"The bottom line is everybody's fighting over who gets control of the mobile phone market," said Carl Howe, an analyst at Yankee Group. "It's really a battle for control because patents determine what you can do without paying a royalty and what you can't." That gives patent owners a way to stall competitors, create a price disadvantage, or steer competitors to less compelling nonpatented technologies.
Why mobile competitor are willing to risk an Apple suit
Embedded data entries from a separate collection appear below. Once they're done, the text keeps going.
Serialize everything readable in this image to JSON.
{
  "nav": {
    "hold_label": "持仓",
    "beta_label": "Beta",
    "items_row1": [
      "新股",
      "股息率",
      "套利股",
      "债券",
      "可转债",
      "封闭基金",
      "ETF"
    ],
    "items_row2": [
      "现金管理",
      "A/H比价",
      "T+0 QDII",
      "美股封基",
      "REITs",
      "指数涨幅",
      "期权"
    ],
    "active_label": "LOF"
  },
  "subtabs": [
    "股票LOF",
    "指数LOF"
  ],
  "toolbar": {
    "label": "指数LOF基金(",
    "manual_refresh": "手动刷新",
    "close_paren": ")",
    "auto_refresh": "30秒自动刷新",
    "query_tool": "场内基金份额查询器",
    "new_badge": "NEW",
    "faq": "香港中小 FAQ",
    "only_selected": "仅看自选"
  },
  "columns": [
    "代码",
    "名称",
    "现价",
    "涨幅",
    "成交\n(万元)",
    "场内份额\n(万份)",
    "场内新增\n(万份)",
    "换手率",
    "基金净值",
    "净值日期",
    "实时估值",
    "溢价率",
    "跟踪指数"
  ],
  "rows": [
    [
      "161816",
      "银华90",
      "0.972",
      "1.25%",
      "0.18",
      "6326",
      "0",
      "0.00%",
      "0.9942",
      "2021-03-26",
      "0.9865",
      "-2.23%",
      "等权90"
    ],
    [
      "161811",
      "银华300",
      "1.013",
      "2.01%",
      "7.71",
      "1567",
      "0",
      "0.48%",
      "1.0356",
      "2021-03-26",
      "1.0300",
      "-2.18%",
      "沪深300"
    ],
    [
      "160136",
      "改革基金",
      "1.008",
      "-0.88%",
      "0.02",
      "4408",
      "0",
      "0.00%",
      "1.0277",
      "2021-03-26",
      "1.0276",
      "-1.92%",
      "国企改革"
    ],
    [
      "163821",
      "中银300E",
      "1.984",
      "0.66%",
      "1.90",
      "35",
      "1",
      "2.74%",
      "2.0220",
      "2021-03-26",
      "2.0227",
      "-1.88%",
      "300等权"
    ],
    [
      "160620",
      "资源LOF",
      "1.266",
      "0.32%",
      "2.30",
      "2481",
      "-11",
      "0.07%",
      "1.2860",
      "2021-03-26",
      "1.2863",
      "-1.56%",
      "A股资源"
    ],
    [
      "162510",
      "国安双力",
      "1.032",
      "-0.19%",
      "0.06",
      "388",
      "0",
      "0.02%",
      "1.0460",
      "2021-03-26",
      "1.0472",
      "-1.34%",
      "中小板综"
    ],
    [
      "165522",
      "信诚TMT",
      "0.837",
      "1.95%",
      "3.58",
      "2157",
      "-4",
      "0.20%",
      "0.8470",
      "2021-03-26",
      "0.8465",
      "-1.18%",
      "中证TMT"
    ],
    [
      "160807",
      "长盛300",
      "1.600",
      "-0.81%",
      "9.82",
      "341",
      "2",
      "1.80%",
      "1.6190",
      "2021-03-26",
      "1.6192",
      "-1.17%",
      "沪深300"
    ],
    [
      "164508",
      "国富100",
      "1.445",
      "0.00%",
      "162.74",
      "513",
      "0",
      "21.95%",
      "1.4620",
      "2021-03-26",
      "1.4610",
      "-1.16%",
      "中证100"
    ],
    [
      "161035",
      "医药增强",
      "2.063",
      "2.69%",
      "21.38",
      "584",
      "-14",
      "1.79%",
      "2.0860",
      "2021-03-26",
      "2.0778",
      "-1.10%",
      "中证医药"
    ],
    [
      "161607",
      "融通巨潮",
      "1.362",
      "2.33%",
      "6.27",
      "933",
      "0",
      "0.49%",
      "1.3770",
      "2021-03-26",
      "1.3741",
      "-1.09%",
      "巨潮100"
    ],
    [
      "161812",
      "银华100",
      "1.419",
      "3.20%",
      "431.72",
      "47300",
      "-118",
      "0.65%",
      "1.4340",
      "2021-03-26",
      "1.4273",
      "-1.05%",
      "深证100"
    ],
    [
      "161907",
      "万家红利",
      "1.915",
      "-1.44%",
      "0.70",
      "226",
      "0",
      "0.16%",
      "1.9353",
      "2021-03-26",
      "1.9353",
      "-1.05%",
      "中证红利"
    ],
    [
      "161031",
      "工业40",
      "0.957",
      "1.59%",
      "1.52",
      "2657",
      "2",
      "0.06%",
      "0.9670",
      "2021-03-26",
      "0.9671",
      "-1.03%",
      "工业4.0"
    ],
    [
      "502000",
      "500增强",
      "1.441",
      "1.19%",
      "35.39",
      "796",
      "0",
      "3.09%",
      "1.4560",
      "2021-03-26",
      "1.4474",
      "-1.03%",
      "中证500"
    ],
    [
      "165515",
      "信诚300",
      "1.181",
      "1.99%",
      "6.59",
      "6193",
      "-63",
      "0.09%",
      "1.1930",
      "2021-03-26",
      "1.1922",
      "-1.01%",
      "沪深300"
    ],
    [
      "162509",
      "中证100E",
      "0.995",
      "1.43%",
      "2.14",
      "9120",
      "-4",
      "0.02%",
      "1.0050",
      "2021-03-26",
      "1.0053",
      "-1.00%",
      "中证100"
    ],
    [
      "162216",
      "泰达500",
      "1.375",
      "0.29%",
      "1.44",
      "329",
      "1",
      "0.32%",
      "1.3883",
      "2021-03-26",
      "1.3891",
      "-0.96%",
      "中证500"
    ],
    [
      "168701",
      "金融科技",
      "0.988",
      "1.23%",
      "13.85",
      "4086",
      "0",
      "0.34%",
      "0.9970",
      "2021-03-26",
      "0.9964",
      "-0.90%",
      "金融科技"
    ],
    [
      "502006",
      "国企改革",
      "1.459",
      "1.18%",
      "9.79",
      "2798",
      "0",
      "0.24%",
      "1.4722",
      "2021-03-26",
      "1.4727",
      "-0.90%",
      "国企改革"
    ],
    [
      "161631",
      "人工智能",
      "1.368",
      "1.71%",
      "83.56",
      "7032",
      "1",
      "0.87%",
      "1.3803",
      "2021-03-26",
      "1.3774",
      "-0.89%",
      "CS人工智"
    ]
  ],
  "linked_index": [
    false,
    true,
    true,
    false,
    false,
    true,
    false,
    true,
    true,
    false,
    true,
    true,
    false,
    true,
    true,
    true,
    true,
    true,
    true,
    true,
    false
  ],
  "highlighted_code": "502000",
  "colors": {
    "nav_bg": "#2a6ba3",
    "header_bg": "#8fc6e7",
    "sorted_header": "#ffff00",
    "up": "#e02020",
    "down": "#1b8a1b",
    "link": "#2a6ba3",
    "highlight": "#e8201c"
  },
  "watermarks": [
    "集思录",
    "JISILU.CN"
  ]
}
Although Apple has numerous multitouch patents, several competitors are willing to deploy multitouch capabilities even at risk of a lawsuit, says Chris Hazelton, an analyst at the 451 Group, because of multitouch's importance for mobile apps, particularly games. "A lot of apps today and many more going forward will require the ability to register more than one touch at a time. Companies like Palm and Motorola are using multitouch and may or may not have patent protection on multitouch -- but are willing to risk it," he says.
The reason is simple: Without multitouch capability in their devices, mobile vendors "won't be competitive against iPhone, in particular," says Yankee Group's Howe.
One reason they're willing to risk possible suits from Apple is a belief they likely have mobile patents that Apple or others may be infringing. For example, HTC ended up licensing some mobile software stack with the knowledge that they have patents in other areas Apple may be infringing on, said 451 Group's Hazelton.
It's unclear if Apple has licensed or offered to license its multitouch technology to competitors. None of the companies involved would disclose details of the suits or their mobile patent concerns. Yankee Group's Howe says that Apple has been reluctant to cross-license, which would trade with competitors the rights to use its multitouch in return for the right to use their technologies in its iPhone and iPad. Cross-licensing is a common technique to settling such disputes; for example, Apple and Microsoft settled their user interface dispute this way a decade ago.